• WORK INSTRUCTIONS:
Could you please count how many lines in the data below hold the string "content"? Reply with only the number.

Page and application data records
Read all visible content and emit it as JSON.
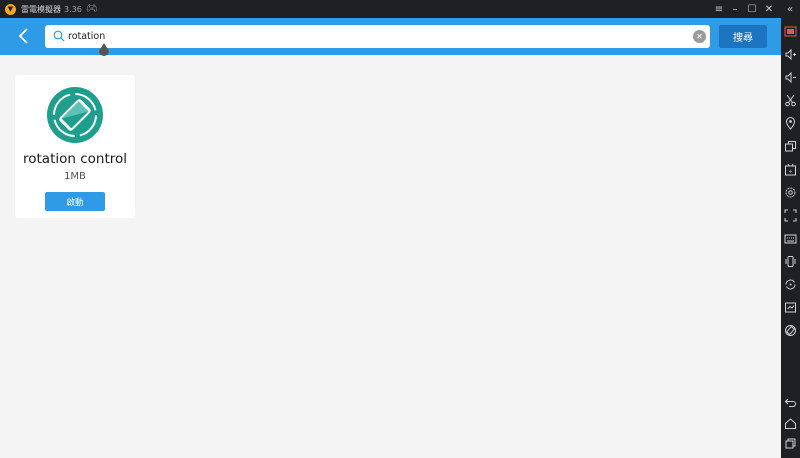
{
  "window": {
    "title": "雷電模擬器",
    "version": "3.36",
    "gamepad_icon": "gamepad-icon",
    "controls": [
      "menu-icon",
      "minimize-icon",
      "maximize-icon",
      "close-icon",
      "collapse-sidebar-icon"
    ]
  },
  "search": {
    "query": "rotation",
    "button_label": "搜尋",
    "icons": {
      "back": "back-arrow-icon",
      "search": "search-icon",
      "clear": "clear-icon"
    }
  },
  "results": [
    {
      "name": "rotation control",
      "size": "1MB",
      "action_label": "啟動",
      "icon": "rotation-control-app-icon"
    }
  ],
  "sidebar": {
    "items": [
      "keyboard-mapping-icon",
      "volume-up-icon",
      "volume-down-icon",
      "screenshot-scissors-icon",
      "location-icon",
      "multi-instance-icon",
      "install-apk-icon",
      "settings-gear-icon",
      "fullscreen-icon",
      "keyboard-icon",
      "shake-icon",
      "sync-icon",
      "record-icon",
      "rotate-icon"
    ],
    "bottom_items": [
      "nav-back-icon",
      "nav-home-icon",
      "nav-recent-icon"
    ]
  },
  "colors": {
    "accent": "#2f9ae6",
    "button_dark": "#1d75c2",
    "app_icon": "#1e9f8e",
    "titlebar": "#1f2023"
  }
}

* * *

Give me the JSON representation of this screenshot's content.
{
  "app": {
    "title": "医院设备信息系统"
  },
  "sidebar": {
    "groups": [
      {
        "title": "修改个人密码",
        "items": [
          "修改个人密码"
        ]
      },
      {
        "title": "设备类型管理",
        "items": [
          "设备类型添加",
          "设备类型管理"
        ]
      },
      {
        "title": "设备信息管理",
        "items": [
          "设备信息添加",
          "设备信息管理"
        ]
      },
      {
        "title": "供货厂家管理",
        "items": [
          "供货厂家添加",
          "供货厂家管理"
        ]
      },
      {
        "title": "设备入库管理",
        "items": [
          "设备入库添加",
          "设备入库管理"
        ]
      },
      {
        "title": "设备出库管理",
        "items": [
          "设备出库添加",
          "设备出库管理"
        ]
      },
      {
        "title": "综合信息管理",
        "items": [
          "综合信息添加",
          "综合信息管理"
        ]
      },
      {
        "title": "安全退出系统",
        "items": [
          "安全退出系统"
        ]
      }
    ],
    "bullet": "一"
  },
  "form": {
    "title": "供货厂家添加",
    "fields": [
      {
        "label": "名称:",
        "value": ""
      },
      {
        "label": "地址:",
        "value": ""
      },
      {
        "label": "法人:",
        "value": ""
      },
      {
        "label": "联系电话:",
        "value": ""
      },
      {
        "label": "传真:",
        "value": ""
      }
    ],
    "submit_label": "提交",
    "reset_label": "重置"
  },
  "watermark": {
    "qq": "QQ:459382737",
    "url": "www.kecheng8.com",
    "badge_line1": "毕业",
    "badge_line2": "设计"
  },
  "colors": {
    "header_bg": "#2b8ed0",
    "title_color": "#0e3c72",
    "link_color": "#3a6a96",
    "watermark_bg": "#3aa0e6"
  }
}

• YOUR RESPONSE:
2